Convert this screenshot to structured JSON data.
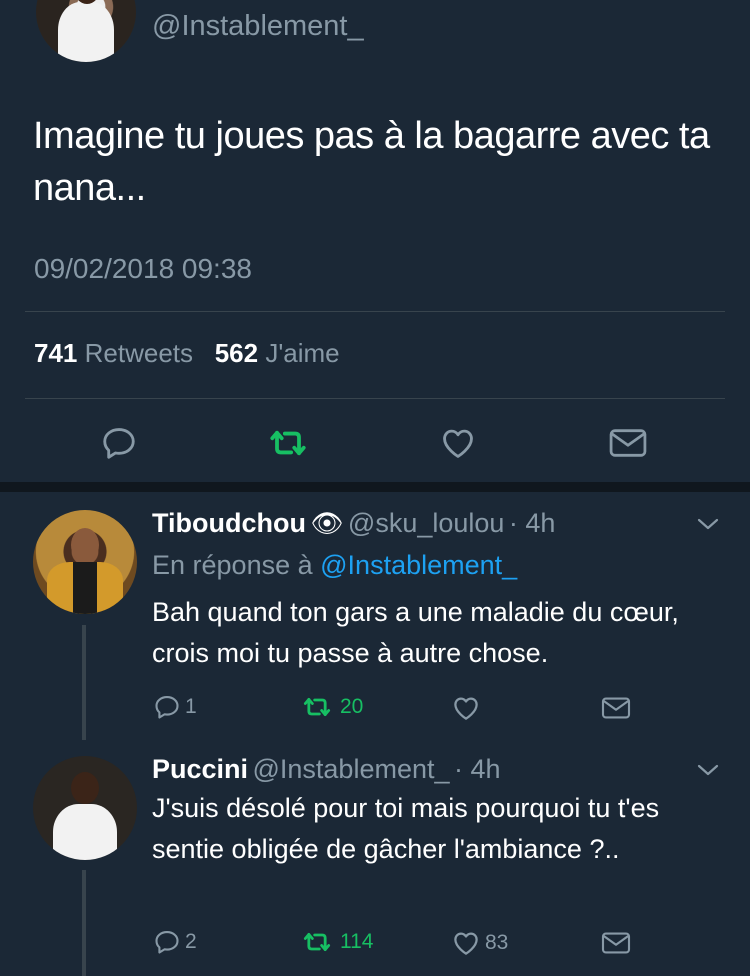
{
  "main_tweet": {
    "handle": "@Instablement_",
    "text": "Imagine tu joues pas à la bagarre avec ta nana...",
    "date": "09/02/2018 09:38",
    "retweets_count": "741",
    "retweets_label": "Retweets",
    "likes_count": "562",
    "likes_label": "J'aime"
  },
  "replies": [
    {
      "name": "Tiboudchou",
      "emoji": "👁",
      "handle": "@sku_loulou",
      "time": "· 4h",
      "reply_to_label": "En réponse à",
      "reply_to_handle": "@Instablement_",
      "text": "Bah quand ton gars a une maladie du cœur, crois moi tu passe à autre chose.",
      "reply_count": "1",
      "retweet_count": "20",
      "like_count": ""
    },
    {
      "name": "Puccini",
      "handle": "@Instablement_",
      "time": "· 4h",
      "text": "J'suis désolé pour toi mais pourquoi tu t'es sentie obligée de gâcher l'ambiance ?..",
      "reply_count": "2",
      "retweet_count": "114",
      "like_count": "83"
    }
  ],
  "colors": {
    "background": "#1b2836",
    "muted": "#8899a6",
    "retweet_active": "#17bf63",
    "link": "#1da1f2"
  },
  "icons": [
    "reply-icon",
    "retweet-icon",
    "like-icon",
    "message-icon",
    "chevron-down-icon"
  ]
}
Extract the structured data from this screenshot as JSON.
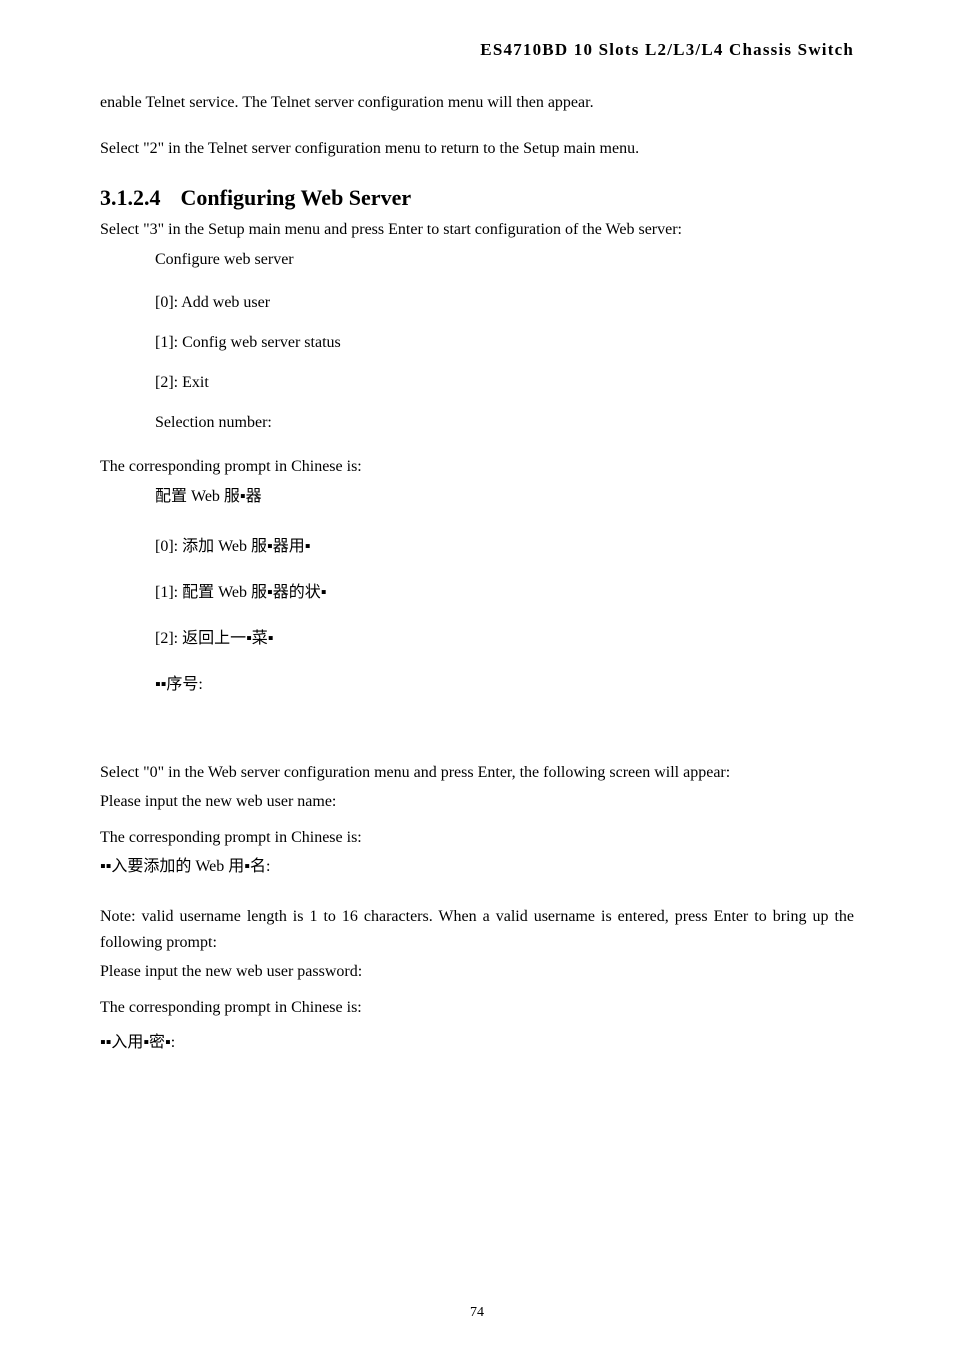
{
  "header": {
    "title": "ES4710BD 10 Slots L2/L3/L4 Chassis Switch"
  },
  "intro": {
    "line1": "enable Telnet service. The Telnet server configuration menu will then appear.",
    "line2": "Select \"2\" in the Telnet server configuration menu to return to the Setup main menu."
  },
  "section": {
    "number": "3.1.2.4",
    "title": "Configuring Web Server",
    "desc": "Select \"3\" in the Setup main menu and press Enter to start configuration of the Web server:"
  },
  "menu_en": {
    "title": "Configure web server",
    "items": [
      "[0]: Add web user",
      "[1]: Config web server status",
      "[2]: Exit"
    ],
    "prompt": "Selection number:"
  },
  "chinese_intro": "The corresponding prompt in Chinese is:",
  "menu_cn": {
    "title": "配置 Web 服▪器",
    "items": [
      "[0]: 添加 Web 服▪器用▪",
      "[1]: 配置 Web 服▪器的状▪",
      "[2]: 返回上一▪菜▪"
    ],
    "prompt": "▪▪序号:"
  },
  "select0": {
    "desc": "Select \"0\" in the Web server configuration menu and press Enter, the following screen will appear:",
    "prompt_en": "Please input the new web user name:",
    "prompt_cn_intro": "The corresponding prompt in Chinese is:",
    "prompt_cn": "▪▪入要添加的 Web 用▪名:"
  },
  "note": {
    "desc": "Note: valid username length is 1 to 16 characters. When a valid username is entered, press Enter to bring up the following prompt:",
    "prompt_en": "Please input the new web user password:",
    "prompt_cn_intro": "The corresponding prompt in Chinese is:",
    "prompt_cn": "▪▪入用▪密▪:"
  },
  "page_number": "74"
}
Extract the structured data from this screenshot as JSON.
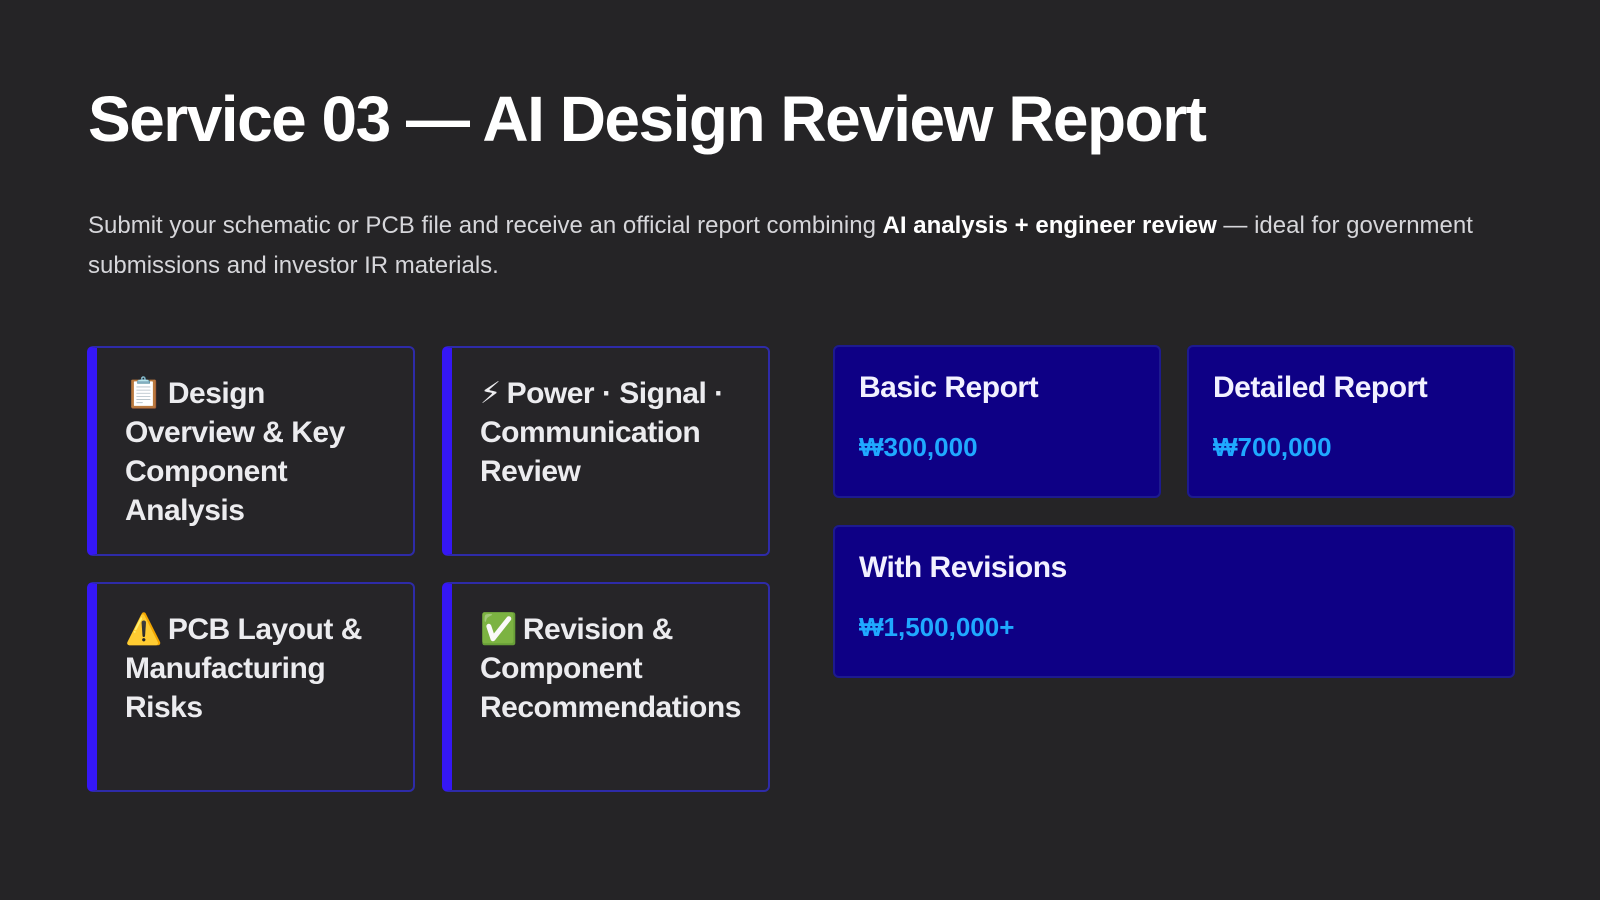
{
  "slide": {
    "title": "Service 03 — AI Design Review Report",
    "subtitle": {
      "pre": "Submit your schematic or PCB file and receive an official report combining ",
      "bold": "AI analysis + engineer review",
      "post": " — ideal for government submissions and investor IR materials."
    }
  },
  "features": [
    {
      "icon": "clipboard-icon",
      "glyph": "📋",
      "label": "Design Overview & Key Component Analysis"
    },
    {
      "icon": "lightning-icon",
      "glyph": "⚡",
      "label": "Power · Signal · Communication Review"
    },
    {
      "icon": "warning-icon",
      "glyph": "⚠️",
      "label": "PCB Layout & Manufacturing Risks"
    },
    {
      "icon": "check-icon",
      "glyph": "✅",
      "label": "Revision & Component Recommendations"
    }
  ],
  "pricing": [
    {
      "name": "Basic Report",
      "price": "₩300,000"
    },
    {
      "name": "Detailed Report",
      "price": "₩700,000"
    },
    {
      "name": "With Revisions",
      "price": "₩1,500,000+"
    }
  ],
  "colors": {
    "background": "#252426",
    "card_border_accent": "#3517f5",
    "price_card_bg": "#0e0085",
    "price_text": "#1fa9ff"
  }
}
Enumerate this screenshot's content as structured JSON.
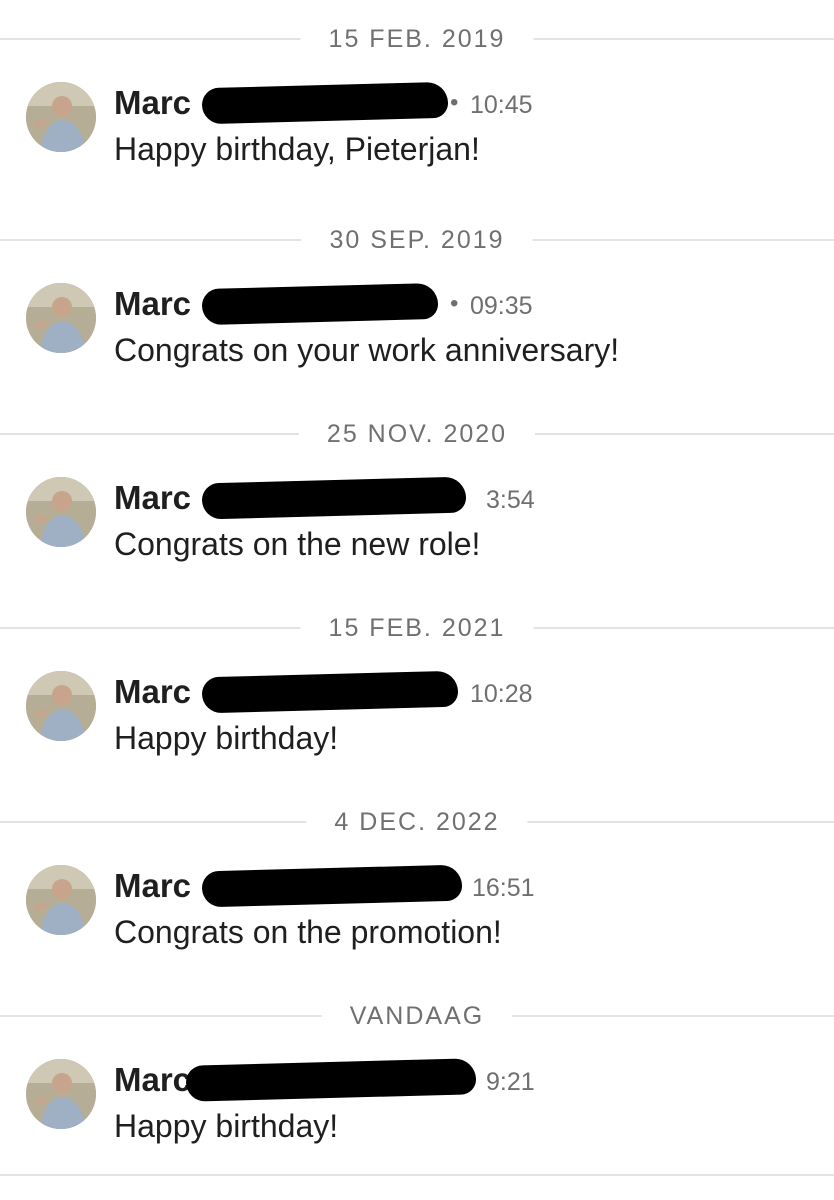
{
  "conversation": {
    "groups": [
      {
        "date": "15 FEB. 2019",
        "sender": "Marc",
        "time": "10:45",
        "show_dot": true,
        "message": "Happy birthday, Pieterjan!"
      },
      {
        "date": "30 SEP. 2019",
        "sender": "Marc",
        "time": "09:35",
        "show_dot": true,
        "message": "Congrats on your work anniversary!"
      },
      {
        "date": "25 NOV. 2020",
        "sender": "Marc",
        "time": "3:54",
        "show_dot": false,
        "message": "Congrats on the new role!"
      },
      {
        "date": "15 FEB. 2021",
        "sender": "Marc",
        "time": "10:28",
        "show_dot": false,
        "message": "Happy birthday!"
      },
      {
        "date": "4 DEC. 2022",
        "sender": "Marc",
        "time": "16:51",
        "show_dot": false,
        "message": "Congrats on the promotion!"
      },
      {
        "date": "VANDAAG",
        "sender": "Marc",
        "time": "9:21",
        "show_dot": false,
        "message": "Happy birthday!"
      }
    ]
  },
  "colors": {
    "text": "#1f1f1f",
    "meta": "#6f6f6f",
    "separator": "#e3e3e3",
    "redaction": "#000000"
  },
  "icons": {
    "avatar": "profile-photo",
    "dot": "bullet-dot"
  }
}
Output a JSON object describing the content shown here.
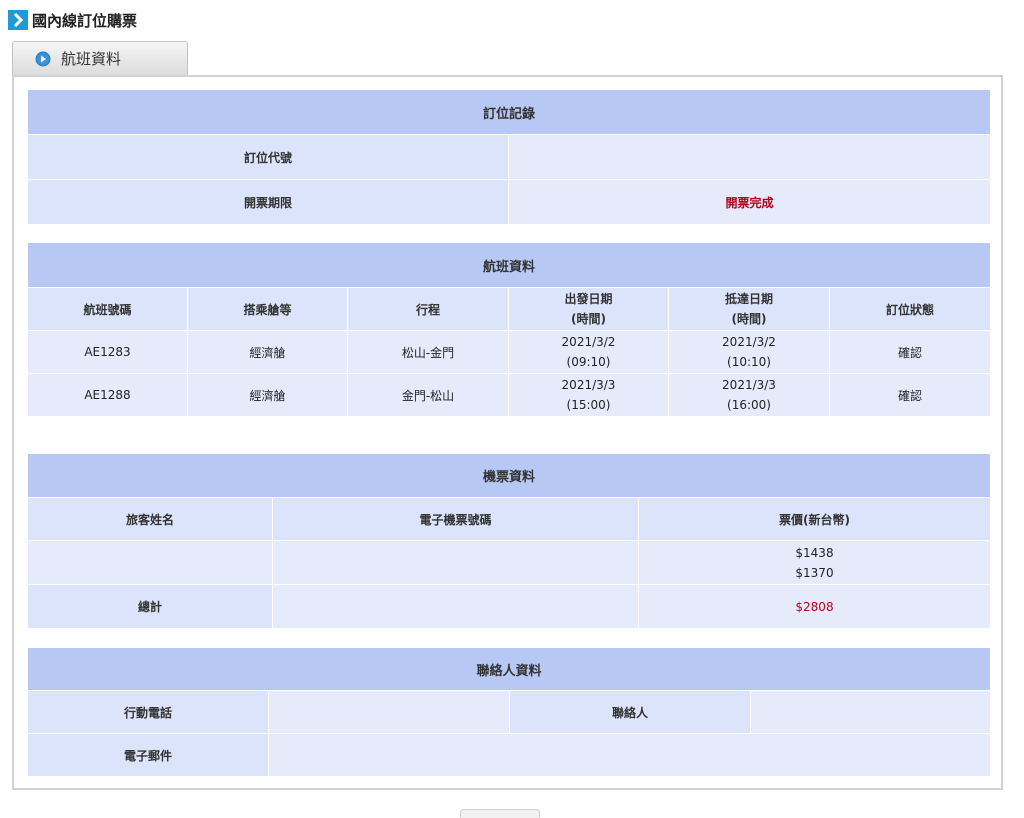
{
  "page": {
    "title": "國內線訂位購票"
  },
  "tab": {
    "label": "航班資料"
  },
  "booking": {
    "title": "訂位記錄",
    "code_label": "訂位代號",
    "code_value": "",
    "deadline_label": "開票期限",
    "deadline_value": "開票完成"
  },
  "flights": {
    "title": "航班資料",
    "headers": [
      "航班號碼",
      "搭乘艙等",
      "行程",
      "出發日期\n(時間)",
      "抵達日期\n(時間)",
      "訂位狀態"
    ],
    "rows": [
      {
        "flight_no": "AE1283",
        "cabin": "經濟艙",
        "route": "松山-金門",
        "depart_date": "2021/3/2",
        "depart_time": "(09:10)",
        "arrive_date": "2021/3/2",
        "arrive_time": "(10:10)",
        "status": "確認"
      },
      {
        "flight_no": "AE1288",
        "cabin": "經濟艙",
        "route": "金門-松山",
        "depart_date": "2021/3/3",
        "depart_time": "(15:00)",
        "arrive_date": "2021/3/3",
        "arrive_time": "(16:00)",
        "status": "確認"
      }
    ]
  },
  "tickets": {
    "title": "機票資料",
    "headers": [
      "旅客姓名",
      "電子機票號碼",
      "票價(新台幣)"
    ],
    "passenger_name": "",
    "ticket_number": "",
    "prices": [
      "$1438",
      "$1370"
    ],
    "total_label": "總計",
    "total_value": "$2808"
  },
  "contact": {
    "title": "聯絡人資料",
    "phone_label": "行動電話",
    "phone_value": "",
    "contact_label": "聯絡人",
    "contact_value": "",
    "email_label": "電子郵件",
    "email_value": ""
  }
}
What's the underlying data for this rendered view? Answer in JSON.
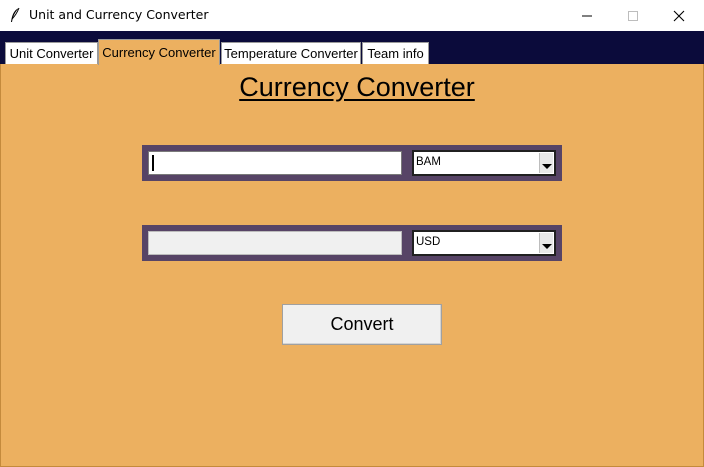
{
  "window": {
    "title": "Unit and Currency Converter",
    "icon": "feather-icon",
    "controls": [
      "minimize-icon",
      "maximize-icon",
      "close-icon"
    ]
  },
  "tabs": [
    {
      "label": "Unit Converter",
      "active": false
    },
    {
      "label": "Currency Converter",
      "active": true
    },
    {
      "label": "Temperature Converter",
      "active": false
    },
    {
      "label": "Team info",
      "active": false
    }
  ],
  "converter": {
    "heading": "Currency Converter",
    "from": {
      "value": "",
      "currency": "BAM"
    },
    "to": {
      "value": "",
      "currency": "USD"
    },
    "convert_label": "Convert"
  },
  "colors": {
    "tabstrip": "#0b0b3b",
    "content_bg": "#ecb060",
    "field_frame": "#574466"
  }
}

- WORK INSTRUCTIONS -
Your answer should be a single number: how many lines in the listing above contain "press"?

- REPLY -
3